Core Data & Community (NYC Tech for Good)
- Jess Lee of DoSomething.org and COO of The Practical Dev
- Saron Yitbarek (Twitter | website, "Bloggytoons")
- Ben Halpern (CEO, The Practical Dev | Twitter)
organized a meeting of NYC Tech for Good (Meetup) to address The Current Situation (i.e., the 2016 election outcome). This was a chance for the the NYC Tech community of devs (and Project Managers! and Data Scientists! Students! et al.) to pour out our hearts and put our heads together. Thanks to the organizers, including ClarifAI for providing pizza and refreshments and DoSomething.org for the space.
I highly recommend reading Kevin Scott's notes (including numbered takeaway list and helpful links) over on Medium. It will give you a broader idea of what was said, whereas my notes are more narrowly focused on what interested me and may go slightly deeper into the subject.
Concerns were raised last night and this morning on the Meetup Event Discussion about not duplicating efforts already being made by groups like the ACLU, Southern Poverty Law Center, and Obama/Eric Holder's post-presidency plans focusing on redistricting, but instead reaching out to existing organizations to see how we can help.
One person emphasized the importance of applying tech to areas where it hasn't been already applied (e.g., the ACLU and SPLC already have apps for people to report rights abuses) and mentioned environmentalism as an area not covered by tech; of note, it was a private homeowner in Flint who first discovered lead in their water.
The effects the election has had and will have on children was brought up. I'll echo Dan Metz on the urgency to fix NYC's foster care system. The state of this system that serves thousands of NYC's most vulnerable children and young adults is dire, and I think it qualifies as an area where tech is not yet involved but could have a major and direct impact.
Cryptography/encryption and how to organize under a surveillance state was mentioned several times with TOR, 2FA, Signal (all described in the Medium article) and VPN (Wiki) being held up as the current standards. "Encryption should be the standard."
My favorite quote of the night was "Just give me a repo; I don't care if it's on Github or Bitbucket." People are eager to start coding from a curated repo. There was also discussion of planning a hack night/hackathon. But we need to get Project Managers involved, who can turn how to satisfy the client into a list of actionable items, targets, and resources needed. Project Managers, get involved!
Becoming active in smaller, state and local government races was bought up several times, especially in preparation of getting voters excited for the next midterm elections in 2018. In 2018, 25 Democratic Senate seats will be voted on compared to only 8 Republican ones.
One idea was to reach out to people who voted for Obama in previous elections but didn't vote Democrat in 2016 to find out why (whether because of disinterest or voter suppression), then target this audience with a First 100 Days mailing list that tells them what the next President is doing that affects them directly.
Republicans also have ALEC to make cookie-cutter legislation for their causes (Last Week Tonight made a video about state legislatures & ALEC). Should Democrats have something similar and also look to organizations like the Tea Party and how they mobilized people for local races?
Getting involved in "meatspace" with existing organizations you care about was suggested; to that end I would like to recommend NewYorkCares.org for volunteering opportunities locally and also echo a voice at the meeting the urged others to give their time and/or resources to Coalition for Queens (C4Q) which runs Access Code.

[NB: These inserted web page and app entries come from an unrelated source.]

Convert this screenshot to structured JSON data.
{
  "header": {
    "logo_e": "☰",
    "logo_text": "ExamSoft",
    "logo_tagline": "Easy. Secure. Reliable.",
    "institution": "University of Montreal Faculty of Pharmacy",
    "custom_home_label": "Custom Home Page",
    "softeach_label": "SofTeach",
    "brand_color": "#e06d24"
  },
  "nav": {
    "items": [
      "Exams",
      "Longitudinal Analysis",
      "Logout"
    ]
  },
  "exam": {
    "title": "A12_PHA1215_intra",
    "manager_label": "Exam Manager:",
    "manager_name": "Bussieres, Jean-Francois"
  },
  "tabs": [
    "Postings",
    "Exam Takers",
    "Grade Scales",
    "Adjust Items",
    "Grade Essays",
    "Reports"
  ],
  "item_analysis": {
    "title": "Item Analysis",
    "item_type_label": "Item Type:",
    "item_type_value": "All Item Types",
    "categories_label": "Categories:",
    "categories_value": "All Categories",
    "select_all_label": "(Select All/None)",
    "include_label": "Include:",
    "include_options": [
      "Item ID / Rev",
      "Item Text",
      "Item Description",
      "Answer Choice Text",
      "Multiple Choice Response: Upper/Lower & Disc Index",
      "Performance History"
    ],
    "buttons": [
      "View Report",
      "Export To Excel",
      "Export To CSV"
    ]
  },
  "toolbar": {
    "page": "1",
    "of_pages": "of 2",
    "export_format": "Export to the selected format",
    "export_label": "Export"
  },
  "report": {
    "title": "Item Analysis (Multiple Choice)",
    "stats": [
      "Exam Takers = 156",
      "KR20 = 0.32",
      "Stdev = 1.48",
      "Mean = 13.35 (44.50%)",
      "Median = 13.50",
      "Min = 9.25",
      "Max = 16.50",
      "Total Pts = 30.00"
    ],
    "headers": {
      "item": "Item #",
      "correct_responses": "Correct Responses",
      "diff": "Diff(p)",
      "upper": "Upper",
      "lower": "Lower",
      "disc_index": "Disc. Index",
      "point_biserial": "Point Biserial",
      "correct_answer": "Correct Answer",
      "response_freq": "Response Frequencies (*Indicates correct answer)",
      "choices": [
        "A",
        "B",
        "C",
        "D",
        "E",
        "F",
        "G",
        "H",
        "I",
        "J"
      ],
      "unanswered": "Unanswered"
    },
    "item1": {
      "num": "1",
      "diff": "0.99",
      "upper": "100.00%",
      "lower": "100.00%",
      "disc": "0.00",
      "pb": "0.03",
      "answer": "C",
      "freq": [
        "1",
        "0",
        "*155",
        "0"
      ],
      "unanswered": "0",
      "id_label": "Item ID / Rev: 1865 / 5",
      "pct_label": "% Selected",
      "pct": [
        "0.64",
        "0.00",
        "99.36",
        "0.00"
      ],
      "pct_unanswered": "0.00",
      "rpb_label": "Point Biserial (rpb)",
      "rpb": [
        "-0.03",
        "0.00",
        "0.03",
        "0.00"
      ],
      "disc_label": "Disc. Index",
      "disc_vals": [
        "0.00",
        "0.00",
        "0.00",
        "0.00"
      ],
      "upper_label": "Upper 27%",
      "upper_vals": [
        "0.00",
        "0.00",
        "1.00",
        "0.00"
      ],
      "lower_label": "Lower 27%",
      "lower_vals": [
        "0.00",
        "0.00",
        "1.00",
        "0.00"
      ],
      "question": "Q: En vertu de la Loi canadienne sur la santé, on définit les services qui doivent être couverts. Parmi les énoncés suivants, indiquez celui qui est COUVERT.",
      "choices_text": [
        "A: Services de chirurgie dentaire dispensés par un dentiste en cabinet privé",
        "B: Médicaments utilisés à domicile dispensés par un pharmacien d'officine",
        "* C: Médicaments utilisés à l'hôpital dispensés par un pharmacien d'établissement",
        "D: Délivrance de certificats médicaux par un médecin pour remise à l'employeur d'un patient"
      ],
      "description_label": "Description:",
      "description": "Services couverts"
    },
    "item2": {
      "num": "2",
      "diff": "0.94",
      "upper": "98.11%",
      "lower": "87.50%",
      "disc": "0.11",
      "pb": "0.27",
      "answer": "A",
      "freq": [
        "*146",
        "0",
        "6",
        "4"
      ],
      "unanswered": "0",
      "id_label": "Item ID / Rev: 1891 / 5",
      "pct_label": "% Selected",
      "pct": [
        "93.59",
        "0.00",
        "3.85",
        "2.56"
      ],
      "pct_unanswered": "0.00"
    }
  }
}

As a current C4Q student, I can attest to our need for resources and volunteers, as well as the powerful impact the program can have on its students and diversity in tech as a whole.
Code.gov, the US Digital Services, and CodeCorps were mentioned as resources to look into using. There was also a representative from Witness there who spoke out for prioritizing compassion and solidarity over trite empathy and pursuing actions that would build a strong personal sense of connection.
Those are my tech-related take-aways from the meeting (there were a lot more emotional and personal takeaways, which I'm happy to discuss somewhere else). The picture on this post is of the notes Ben Halpern took for things to do with the group as it goes on. Thanks to everyone who came or wanted to come and is researching what happened.
Tech can't fix everything, but we as technologists can "ring the bells that still can ring."